Houston signed second baseman Jose Altuve out of Venezuela before he would have been old enough to vote in the United States. Altuve, now 25, led the American League in batting last year and had another 200-hit season this year. Although Altuve preceded Luhnow, shortstop Carlos Correa, 21, did not. Just the two of them will keep the Astros in contention long after the leveling of Tal’s Hill.
Altuve, Correa and every other guy in the Houston lineup can knock the ball out of the park. The team’s 230 home runs were second in the majors behind Toronto’s 232. Five Astros hit at least at least 22. First baseman Chris Carter’s 24 homers helped salve a .199 batting average, not to mention 151 strikeouts. Carter struck out 212 times in 2013. In our transition away from fossil fuels, the Astros should place a windmill near the plate every time Carter steps up.
Carter, who has 90 home runs in three years with Houston, played for DeFrancesco in Sacramento. The story was the same here as it is there – whiff and wallop.
You’ve just got to put up with the strikeouts. But he’s going to hit 30 to 40 home runs.
Fresno Grizzlies manager Tony DeFrancesco on Houston’s Chris Carter, a former River Cat
“You’ve just got to put up with the strikeouts,” DeFrancesco said. “But he’s going to hit 30 to 40 home runs.”
Home runs have figured huge for Houston in the playoffs. Colby Rasmus and Carlos Gomez each hit one in Tuesday’s wild-card win in New York. Rasmus and George Springer popped ones in Thursday’s Game 1 victory over Kansas City, the defending American League champ. Rasmus homered again in Friday’s 5-4 loss to the Royals.
The Astros this year gave up top prospect Domingo Santana to get Gomez, a veteran, in an exchange of outfielders. Rasmus came up with the Cardinals, so Luhnow knew all about him and signed him as a free agent, and the outfielder came through with 25 home runs. Springer, with 36 homers combined in the past two regular seasons, is a second-year outfielder out of UConn.
Astros ace Dallas Keuchel led the league with 20 wins, 232 innings and a 1.017 WHIP. If he doesn’t win the A.L. Cy Young Award, the voters should be banished to the wilds of Tal’s Hill until it is sent the way of Boot Hill. He is scheduled to start Game 3 against the Royals on Sunday, with a chance to . put the Astros back ahead.
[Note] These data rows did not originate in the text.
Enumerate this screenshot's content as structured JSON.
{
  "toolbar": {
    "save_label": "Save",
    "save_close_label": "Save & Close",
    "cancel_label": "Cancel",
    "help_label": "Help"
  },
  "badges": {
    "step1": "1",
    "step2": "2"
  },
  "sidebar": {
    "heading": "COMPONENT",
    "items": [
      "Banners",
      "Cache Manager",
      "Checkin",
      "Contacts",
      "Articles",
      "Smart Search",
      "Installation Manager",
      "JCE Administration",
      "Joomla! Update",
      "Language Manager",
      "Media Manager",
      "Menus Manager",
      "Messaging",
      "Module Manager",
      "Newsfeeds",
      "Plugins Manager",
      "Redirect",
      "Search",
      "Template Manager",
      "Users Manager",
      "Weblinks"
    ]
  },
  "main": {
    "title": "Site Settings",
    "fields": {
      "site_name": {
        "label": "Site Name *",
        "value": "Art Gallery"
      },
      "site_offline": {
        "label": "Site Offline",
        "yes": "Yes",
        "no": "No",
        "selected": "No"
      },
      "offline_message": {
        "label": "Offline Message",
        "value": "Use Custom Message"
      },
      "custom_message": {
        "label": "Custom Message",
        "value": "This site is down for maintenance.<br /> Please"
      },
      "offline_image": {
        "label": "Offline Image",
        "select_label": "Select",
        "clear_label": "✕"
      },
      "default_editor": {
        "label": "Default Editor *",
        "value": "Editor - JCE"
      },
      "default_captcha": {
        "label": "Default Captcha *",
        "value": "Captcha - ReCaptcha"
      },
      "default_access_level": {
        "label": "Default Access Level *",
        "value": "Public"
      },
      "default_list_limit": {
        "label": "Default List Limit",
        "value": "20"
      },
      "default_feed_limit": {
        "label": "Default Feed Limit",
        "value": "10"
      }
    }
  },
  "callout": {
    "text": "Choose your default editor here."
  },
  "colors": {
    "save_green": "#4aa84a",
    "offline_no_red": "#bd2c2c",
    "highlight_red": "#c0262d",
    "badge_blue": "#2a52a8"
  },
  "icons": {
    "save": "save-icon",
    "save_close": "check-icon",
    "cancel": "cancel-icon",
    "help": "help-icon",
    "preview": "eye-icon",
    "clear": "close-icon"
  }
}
Keuchel won only 21 games his first three years in the majors, but DeFrancesco knew as soon as his interim managerial season of 2012 that the Astros had a winner in the making, even though Keuchel then was only 3-8.
You look in a guy’s eyes, you know what their makeup is. Sometimes the numbers and the stats don’t show what kind of guy they are. He’s got focus. He’s got drive.
DeFrancesco on Astros ace Dallas Keuchel
“You look in a guy’s eyes, you know what their makeup is,” DeFrancesco said. “Sometimes the numbers and the stats don’t show what kind of guy they are. He’s got focus. He’s got drive.”
As a manager in the A’s organization, DeFrancesco was schooled in the importance of analytics. With Houston, he’s in a place where the numbers are boiled to perfection, down to the only aggregates that really count – the ones in the standings. And the Astros figure to be at or near the top of them for years to come.